I consider this to be one of the most tragic verses in all of the Scripture.

Belshazzar the grandson of Nebuchadnezzar was the co-regent of Babylon when this event took place. His father, Nabonidus ruled with him and was away from Babylon when Belshazzar decided to throw a party. At this party he thought it would be great fun to mock the Jews in his kingdom by using the fancy goblets that had been brought from the Temple before it had been destroyed. With these he toasted the wooden and stone gods of Babylon, elevating them to a position above the God of the Jews. After all, since the Jews were subservient to the Babylonians, their God must be as well.

What Belshazzar forgot – but the text makes clear that he knew about – was that his grandfather had been banished to the open field for a period of time – likely 7 years – until he acknowledged that the God of the Jews was the true God. Maybe it would be better to say that Belshazzar “chose not to remember” this incident, because despite his knowledge he flaunted his gods and his power in the face of his Creator.

His feeling of invincibility was understandable. The Babylonian Empire was at its zenith. The city was impregnable, with a major river running through it to keep the people supplied with fresh water even if someone tried to lay siege to it. But what Belshazzar didn’t know was that while he and his friends were partying, the Medes had dammed up the river enough to allow their soldiers to wade into the city without the Babylonian guard becoming aware of it. Daniel’s prophecy that Belshazzar would be killed that night came true.

Sadly – on a smaller, less dramatic scale – the judgment pronounced against Belshazzar is continually being leveled against men in this generation every day. Despite all the evidences of His existence, His power and His sovereignty men flaunt the gods of their own making before Him, declaring them to be greater than He is. The same declaration of judgment is theirs: “You have been weighed in the scales and found wanting.”

But it doesn’t have to be. This same God that Daniel and his people worshiped has revealed Himself in Jesus, proving countless times that He was and is God in flesh who went to the cross for us and for our salvation.
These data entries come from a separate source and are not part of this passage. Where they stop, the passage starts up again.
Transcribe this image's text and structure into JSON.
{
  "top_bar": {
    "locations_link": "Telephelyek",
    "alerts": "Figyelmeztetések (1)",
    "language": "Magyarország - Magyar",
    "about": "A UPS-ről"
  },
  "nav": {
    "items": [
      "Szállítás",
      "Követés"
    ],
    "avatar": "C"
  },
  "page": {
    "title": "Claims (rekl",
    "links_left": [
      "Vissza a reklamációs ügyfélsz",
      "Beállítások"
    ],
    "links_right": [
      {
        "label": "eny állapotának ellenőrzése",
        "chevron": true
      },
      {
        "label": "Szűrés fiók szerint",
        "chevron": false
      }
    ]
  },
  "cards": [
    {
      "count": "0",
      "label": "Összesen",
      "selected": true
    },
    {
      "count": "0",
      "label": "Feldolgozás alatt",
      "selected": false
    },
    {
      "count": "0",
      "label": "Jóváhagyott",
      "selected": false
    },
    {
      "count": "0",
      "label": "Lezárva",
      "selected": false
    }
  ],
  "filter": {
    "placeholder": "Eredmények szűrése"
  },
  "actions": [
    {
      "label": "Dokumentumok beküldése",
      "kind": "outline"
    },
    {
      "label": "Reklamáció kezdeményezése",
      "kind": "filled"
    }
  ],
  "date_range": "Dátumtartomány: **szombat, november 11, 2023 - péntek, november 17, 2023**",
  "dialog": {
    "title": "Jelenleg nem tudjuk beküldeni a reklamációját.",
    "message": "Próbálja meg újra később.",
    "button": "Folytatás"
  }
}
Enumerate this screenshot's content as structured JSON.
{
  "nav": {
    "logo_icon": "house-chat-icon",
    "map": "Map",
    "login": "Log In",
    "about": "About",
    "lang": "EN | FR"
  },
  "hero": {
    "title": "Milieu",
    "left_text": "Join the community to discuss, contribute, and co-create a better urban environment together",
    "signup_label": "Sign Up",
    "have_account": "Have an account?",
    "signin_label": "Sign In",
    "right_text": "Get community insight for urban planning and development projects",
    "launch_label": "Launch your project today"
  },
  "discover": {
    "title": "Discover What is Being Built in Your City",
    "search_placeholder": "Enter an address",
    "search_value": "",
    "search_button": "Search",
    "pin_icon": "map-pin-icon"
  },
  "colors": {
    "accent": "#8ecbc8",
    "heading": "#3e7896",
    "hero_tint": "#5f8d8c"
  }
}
Because He has clothed us in His righteousness, when we are weighed in the scales, they are tipped in our favor. We are no longer “wanting.”

But there is no “in between.” Either a man is found “righteous” or found “wanting.” I hope you have made the right choice.